__MATERIAL SUPPLIED__
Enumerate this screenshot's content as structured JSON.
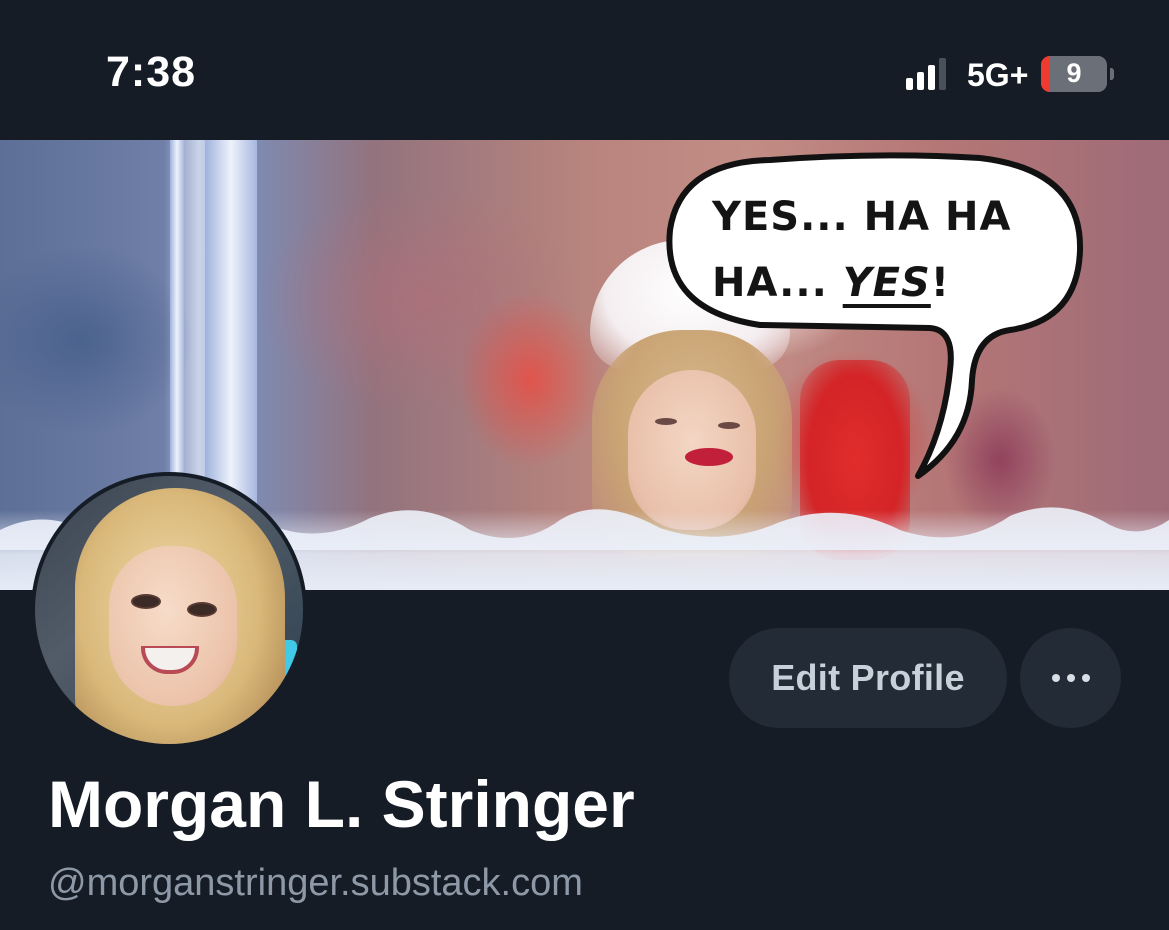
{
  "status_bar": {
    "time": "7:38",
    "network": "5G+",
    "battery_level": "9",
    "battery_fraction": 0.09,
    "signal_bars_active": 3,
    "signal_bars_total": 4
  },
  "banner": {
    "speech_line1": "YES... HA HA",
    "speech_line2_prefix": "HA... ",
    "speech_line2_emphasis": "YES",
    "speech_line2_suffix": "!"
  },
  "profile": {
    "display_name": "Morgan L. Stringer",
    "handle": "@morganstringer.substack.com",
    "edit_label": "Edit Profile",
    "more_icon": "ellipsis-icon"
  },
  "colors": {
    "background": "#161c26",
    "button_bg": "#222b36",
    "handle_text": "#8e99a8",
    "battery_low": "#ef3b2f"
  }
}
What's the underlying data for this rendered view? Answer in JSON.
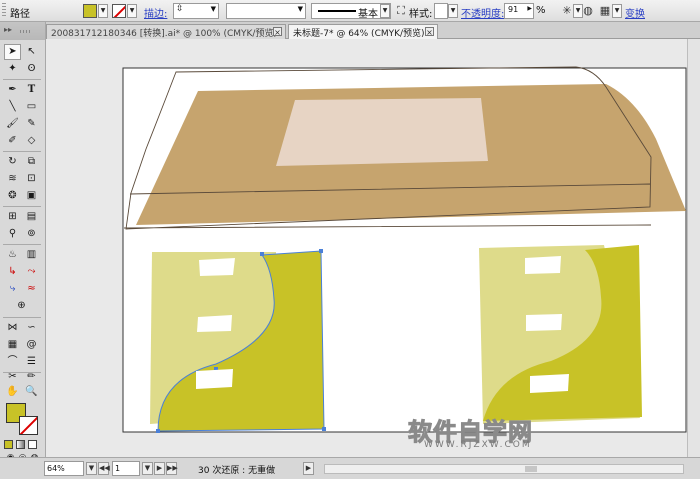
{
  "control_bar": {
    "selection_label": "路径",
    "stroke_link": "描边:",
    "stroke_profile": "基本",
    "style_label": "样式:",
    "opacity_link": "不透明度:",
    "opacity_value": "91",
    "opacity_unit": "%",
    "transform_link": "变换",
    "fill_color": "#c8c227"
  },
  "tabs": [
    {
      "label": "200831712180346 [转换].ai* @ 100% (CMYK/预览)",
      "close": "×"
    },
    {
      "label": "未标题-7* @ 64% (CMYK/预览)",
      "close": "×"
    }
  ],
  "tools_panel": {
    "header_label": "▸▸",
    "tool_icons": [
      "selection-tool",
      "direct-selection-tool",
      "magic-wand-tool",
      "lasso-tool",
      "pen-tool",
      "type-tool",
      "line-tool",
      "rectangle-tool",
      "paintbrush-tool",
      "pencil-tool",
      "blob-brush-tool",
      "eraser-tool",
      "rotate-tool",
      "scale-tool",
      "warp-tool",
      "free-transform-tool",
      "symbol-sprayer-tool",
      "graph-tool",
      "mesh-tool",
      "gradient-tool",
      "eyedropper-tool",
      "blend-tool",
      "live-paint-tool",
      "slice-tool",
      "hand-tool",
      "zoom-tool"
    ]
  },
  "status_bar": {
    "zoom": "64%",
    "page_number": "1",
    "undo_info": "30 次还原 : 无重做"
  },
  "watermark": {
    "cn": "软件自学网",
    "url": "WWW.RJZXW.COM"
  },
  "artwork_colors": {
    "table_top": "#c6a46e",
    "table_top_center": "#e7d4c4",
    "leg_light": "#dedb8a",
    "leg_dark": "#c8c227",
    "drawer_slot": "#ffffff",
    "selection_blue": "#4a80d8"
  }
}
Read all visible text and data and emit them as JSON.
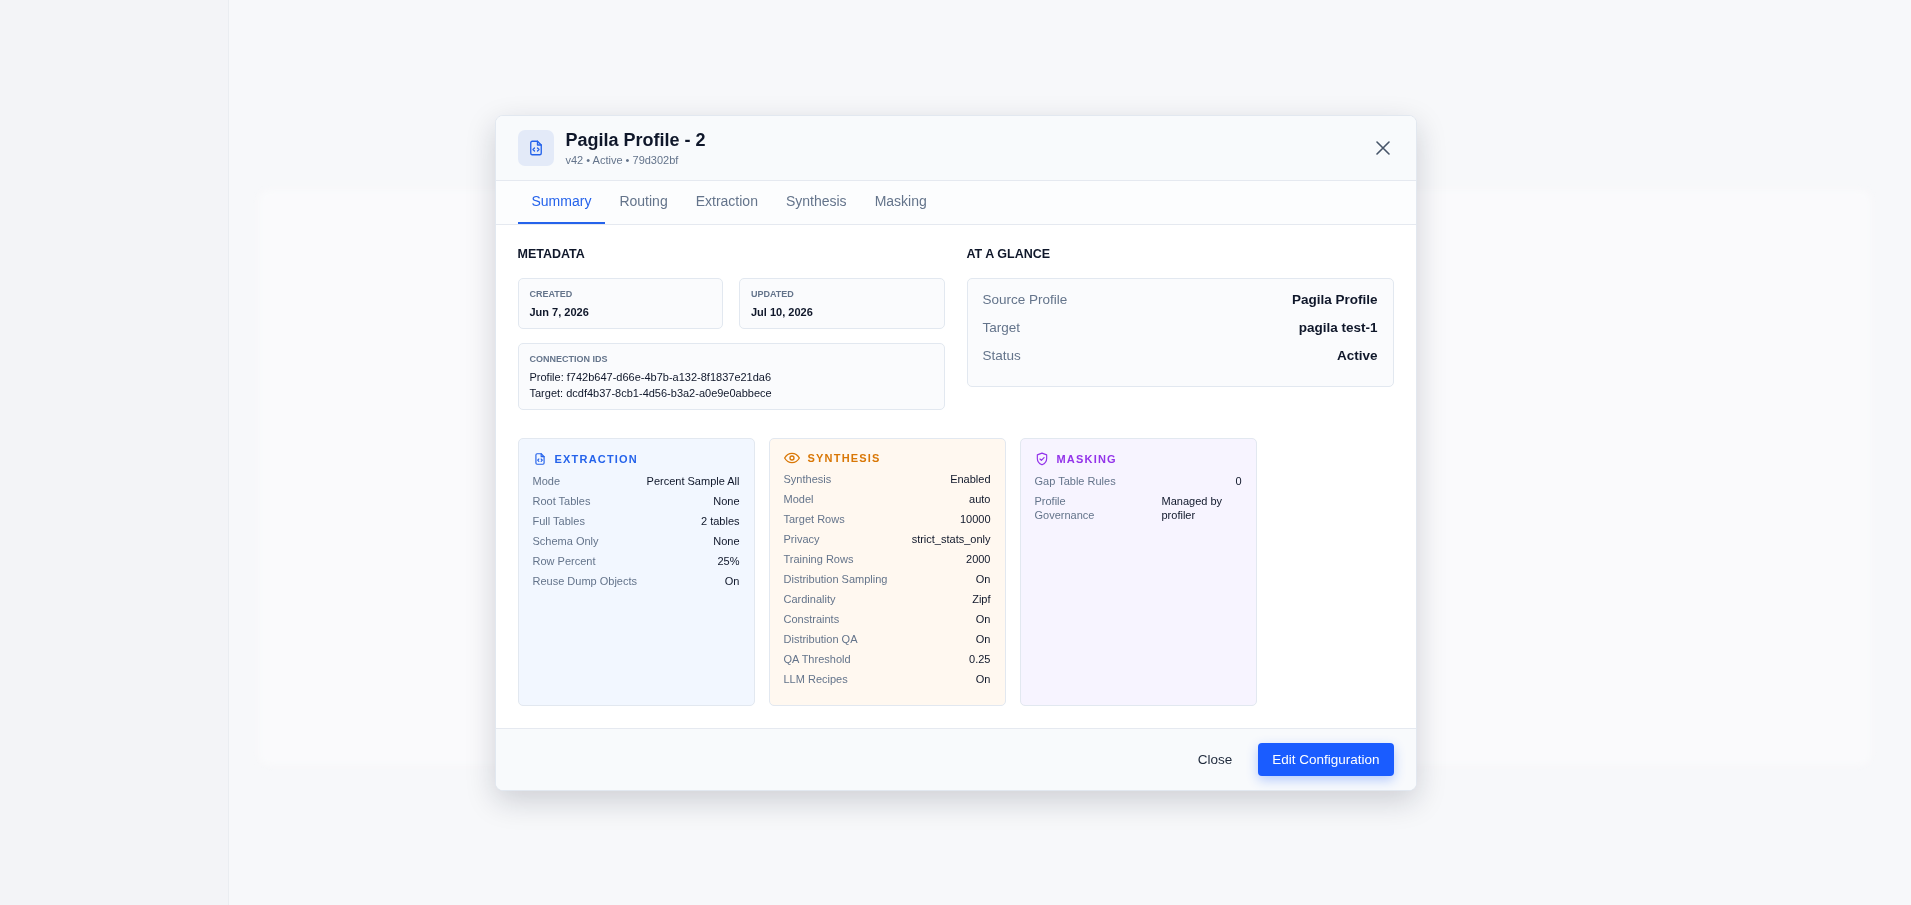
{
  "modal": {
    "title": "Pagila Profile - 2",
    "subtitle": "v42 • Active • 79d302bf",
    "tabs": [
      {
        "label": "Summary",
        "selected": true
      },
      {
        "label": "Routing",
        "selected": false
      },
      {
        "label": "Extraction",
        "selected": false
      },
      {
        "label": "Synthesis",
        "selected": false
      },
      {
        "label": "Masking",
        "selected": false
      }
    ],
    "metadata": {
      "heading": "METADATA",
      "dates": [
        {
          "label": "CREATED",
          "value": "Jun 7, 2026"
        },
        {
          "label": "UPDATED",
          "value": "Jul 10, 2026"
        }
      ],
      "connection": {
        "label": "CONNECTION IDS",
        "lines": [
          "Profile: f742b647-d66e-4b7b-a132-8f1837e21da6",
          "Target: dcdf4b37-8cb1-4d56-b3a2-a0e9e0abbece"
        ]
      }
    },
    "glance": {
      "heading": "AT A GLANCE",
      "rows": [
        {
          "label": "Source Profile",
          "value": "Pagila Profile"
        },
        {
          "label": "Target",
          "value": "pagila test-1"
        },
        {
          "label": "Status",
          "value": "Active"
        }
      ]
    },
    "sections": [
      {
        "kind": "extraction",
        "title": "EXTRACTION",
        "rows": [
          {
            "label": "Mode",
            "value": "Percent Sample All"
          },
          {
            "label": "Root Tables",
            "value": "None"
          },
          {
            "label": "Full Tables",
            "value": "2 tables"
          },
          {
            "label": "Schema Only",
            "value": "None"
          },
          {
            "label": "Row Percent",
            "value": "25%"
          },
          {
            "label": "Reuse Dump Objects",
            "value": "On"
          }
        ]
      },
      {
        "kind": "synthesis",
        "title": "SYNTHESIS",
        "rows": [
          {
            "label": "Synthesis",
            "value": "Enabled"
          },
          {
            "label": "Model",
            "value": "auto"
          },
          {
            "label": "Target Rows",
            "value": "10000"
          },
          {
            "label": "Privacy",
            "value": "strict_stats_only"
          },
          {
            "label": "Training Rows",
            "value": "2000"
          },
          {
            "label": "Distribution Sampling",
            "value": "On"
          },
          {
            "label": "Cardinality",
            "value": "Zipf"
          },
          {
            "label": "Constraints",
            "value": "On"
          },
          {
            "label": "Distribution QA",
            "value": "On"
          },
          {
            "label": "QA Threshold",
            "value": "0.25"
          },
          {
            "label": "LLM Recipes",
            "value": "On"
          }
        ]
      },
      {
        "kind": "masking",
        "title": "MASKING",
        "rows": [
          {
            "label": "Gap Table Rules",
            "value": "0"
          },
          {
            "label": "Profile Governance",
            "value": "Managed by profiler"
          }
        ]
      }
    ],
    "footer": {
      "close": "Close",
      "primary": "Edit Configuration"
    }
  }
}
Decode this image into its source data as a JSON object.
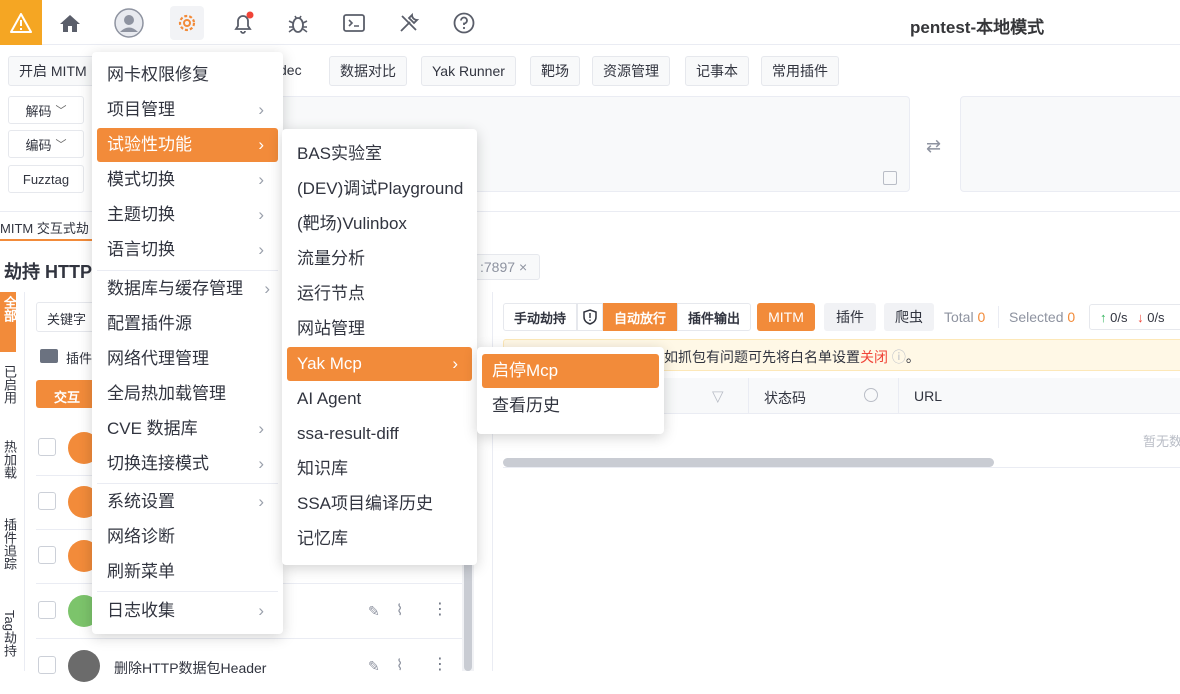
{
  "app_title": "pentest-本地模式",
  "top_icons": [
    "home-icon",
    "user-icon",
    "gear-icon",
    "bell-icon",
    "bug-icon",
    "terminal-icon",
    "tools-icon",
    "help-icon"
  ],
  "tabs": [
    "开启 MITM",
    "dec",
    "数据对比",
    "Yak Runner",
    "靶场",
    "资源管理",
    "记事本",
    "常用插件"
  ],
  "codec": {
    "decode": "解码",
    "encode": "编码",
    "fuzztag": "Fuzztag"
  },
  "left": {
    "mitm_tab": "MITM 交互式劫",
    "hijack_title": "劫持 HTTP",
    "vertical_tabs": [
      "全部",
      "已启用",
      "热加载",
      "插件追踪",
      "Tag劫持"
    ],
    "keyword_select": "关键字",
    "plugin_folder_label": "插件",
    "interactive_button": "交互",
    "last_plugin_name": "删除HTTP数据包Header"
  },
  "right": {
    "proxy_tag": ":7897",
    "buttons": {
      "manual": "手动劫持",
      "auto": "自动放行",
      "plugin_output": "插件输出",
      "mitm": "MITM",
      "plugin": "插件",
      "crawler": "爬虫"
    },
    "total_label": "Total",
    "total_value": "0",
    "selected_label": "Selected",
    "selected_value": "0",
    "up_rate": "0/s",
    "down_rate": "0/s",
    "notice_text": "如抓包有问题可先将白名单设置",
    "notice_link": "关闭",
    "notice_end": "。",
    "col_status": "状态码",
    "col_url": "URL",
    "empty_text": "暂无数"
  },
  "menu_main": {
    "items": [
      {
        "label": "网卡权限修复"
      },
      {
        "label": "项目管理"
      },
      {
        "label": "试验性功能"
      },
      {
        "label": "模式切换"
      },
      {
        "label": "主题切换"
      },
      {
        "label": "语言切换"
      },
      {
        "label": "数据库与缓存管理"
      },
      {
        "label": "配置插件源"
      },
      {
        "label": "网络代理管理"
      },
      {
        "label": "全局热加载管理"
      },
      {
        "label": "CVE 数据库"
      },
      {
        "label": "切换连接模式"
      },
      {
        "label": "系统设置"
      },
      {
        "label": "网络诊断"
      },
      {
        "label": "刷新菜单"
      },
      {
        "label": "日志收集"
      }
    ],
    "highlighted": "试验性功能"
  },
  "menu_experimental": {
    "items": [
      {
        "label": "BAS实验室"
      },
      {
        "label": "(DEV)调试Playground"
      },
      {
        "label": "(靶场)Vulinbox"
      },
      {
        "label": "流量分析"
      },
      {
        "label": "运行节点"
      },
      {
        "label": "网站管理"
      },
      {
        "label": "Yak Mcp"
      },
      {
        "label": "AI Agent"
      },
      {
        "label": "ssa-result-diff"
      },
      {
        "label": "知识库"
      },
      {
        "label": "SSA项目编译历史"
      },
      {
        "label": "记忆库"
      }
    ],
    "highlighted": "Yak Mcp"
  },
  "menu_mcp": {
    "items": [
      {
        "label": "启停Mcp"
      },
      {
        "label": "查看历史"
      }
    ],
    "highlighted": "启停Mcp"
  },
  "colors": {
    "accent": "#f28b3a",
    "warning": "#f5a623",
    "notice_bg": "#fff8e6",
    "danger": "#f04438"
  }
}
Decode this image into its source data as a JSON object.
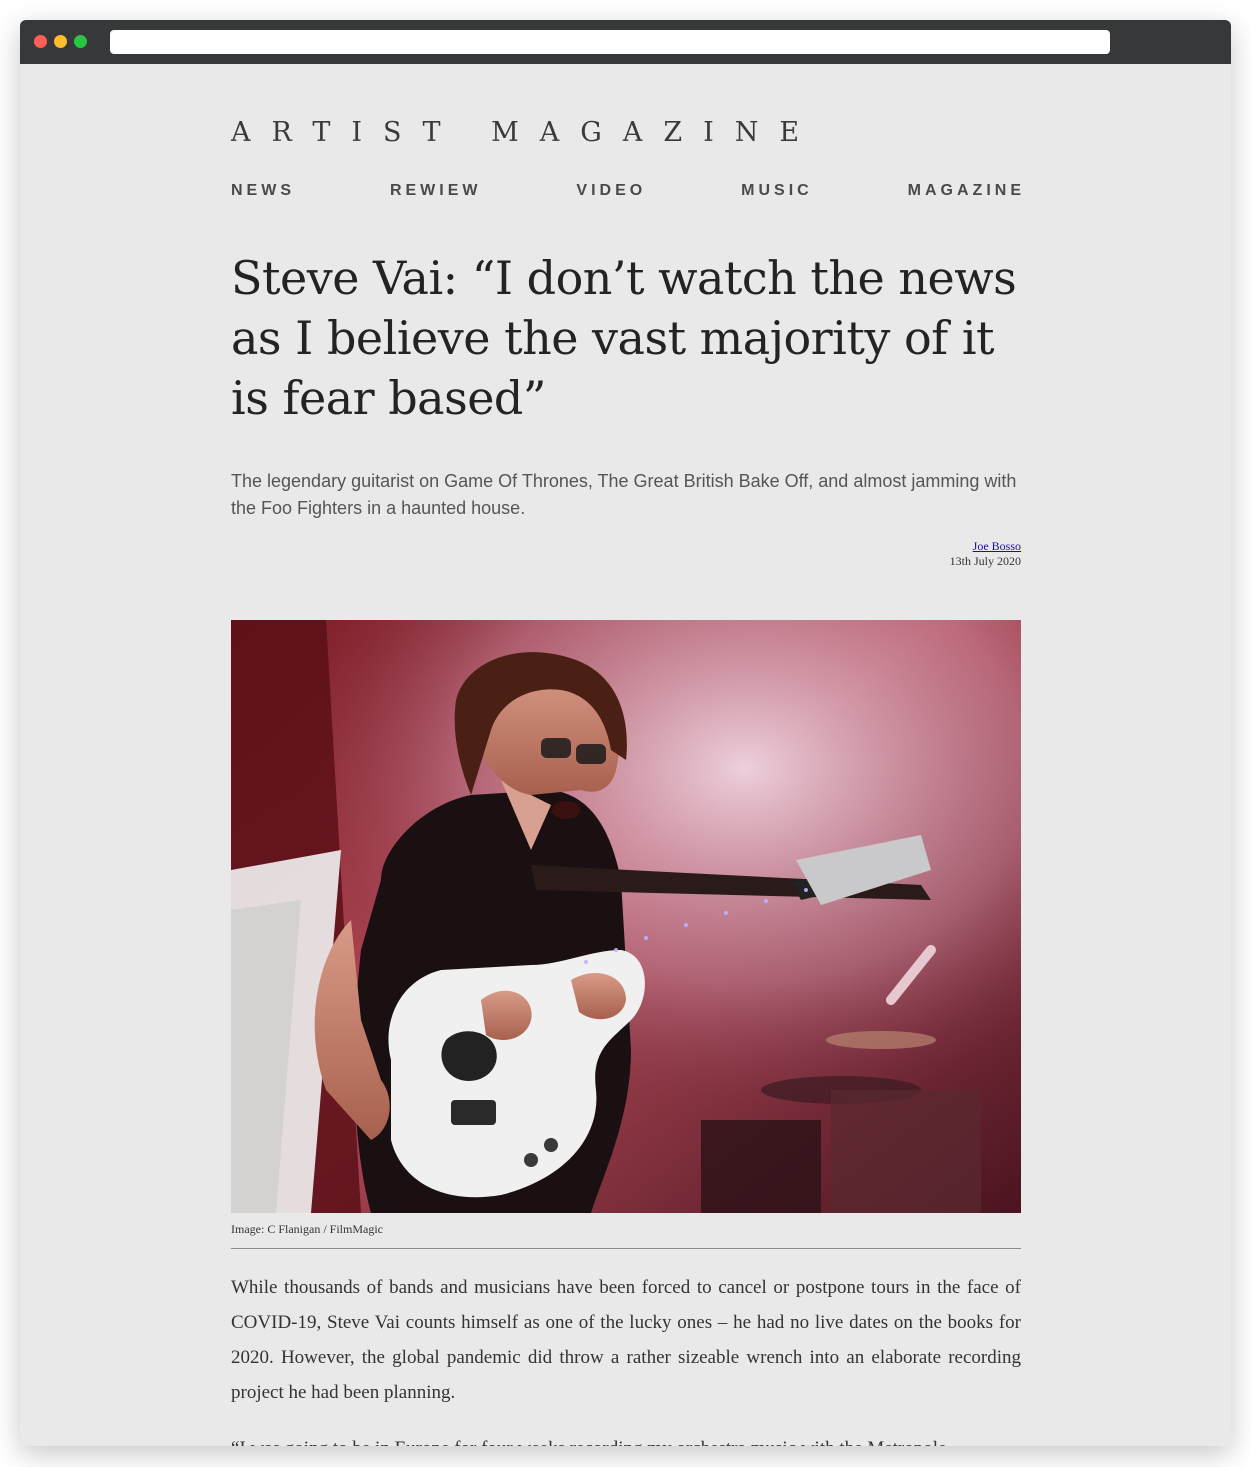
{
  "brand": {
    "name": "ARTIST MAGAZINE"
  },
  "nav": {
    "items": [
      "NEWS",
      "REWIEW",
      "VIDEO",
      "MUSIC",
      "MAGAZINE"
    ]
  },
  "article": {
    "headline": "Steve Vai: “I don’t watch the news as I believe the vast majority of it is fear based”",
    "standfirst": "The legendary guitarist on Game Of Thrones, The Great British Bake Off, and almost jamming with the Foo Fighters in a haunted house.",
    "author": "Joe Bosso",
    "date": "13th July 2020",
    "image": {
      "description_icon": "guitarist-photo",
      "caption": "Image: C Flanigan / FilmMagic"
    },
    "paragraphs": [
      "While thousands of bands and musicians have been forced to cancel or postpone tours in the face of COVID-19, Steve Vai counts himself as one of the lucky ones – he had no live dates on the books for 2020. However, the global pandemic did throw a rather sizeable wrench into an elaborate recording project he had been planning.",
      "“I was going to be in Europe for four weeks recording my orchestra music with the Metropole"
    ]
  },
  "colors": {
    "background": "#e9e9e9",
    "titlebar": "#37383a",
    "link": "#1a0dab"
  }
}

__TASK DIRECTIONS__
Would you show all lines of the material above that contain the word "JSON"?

__SOLVED PROBLEM__
Enumerate this screenshot's content as structured JSON.
What's the underlying data for this rendered view? Answer in JSON.
Read all visible text and data and emit them as JSON.
Decode this image into its source data as a JSON object.
Decode this image into its source data as a JSON object.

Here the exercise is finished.